## The records
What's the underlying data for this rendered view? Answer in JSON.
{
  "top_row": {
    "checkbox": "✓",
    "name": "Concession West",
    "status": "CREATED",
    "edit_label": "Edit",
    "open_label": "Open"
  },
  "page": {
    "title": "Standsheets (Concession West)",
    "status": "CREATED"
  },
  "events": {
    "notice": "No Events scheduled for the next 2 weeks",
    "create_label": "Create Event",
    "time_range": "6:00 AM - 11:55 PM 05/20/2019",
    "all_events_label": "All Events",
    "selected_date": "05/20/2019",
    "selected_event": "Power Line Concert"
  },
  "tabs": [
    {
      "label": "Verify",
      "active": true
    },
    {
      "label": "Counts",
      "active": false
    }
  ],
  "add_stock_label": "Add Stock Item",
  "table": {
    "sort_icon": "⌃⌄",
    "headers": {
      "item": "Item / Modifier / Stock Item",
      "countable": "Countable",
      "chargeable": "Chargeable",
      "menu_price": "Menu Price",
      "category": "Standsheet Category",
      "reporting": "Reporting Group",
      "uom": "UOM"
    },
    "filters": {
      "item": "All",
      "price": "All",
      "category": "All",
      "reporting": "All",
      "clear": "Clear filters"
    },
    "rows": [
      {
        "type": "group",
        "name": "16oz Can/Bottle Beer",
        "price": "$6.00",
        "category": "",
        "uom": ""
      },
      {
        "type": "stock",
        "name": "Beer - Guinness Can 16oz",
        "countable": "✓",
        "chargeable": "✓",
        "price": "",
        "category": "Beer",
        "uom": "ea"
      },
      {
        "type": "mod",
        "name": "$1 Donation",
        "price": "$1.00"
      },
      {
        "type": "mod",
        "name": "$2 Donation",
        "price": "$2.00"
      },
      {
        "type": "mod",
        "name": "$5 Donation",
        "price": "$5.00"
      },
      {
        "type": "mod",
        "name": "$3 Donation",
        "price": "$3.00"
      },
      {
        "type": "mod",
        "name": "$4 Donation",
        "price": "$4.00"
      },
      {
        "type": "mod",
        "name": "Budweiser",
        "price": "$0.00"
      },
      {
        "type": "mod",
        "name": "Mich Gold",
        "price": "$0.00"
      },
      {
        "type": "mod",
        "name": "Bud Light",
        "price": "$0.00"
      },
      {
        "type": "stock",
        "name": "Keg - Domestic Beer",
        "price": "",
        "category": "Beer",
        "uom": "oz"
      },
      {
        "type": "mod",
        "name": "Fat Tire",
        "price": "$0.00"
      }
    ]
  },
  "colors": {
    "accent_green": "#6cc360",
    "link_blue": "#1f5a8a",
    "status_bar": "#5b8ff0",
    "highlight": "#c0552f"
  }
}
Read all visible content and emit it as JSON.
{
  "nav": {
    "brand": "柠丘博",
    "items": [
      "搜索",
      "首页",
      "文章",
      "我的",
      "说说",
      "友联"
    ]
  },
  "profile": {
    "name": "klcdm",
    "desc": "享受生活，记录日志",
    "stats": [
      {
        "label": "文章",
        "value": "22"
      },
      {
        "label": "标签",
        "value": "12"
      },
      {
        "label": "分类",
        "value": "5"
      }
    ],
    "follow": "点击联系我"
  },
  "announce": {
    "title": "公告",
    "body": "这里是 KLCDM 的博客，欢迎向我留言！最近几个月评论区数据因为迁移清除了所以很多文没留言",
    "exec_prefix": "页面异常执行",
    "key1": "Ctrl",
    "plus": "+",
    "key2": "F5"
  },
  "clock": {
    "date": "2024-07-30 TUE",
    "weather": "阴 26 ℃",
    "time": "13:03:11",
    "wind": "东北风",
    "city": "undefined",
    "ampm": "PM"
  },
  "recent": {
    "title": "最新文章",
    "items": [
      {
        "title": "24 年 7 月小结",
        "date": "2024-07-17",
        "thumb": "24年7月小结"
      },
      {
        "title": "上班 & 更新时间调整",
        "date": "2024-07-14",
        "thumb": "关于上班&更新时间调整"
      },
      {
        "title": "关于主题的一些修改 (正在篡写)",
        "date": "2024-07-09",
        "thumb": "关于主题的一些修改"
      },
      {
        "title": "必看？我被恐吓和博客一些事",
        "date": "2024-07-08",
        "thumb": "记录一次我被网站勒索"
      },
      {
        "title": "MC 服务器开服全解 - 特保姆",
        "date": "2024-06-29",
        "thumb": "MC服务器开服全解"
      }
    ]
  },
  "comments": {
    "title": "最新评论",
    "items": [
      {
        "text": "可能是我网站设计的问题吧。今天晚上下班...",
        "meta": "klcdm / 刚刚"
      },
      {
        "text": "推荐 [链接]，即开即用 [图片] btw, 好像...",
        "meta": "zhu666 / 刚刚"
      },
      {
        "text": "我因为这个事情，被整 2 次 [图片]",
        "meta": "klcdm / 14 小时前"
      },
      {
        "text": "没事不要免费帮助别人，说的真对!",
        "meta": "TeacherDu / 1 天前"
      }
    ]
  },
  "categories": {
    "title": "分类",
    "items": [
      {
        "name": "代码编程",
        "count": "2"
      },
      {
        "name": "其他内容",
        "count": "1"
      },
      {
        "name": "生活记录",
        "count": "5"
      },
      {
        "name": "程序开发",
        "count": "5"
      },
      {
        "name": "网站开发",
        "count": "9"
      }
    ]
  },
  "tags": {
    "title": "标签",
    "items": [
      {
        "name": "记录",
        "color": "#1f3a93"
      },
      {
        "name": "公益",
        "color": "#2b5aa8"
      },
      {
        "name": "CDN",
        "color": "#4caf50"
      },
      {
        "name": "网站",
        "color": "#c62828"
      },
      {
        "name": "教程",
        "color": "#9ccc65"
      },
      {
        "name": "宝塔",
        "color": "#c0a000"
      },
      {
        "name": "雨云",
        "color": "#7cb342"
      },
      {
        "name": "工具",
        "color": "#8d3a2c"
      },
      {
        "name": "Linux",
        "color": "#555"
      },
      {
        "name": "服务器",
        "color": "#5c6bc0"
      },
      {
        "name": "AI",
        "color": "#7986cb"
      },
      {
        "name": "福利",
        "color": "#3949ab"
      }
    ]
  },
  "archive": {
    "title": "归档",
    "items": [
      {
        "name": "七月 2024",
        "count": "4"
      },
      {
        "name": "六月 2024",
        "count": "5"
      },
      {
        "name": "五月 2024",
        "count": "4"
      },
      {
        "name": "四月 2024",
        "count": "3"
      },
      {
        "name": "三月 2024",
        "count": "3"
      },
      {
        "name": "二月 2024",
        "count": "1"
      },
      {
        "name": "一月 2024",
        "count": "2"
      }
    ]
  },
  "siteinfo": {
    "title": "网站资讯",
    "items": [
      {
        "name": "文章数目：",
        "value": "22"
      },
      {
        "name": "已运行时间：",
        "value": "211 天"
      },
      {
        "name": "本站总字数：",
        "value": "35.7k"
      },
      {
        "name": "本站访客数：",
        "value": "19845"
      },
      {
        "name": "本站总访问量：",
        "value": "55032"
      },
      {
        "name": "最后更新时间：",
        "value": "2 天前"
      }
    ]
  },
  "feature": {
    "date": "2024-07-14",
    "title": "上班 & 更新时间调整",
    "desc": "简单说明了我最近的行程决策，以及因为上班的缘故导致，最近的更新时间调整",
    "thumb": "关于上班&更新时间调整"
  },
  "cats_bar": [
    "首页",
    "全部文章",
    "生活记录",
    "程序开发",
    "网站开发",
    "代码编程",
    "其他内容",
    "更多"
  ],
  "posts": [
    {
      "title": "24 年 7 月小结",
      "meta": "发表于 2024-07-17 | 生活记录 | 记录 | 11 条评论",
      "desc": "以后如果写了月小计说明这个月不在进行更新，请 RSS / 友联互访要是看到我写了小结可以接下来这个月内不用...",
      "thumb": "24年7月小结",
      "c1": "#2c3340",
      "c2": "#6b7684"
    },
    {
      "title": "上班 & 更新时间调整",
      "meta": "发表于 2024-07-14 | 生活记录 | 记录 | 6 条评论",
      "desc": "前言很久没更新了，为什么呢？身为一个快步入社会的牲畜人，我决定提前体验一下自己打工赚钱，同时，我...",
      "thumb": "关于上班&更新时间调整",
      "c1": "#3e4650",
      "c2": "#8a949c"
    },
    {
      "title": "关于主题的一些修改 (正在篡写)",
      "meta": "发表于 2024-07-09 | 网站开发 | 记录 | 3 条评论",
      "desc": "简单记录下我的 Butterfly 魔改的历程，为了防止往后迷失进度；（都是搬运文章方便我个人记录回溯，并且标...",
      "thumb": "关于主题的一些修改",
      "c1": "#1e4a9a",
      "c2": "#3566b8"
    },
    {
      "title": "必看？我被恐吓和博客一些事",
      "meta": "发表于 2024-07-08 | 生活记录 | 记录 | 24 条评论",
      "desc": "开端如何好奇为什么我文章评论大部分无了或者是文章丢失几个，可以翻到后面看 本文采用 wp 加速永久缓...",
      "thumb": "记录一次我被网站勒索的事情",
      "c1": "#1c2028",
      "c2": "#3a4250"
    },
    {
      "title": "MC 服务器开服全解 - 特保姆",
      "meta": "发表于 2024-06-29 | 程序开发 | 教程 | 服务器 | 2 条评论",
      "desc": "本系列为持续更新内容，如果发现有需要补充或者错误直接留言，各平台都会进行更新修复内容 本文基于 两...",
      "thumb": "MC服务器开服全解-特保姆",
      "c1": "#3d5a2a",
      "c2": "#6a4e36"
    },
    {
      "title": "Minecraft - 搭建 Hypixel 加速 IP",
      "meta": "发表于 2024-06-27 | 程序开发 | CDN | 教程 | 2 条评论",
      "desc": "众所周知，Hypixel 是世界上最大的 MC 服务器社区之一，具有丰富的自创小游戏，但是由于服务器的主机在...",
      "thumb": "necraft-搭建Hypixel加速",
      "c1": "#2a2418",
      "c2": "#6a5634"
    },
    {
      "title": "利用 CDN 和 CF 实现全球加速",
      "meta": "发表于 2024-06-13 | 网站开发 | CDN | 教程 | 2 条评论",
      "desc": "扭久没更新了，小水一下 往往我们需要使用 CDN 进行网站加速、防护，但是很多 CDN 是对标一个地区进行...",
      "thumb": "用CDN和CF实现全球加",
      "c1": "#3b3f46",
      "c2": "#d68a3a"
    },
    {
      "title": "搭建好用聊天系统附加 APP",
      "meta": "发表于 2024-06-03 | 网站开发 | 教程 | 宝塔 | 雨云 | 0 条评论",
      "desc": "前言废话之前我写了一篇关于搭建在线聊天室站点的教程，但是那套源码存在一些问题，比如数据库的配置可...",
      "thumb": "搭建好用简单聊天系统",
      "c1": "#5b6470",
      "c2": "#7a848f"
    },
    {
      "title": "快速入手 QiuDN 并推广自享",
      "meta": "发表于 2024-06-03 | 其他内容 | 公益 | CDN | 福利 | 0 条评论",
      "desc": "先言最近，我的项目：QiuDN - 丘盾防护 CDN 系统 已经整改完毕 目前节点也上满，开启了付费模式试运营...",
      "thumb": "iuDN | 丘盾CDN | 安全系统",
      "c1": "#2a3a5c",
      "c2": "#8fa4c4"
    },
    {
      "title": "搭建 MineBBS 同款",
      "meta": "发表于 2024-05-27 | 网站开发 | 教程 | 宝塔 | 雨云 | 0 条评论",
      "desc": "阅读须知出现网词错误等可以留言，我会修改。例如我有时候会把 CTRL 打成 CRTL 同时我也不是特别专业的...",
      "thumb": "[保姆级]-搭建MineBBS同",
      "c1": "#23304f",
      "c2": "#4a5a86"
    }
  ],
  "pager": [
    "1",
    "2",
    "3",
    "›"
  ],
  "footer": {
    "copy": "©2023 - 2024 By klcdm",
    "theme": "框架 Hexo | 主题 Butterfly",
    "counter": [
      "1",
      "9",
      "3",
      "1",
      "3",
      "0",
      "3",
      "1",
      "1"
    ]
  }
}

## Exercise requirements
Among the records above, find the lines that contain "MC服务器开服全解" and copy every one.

## Solution
        "thumb": "MC服务器开服全解"
      "thumb": "MC服务器开服全解-特保姆",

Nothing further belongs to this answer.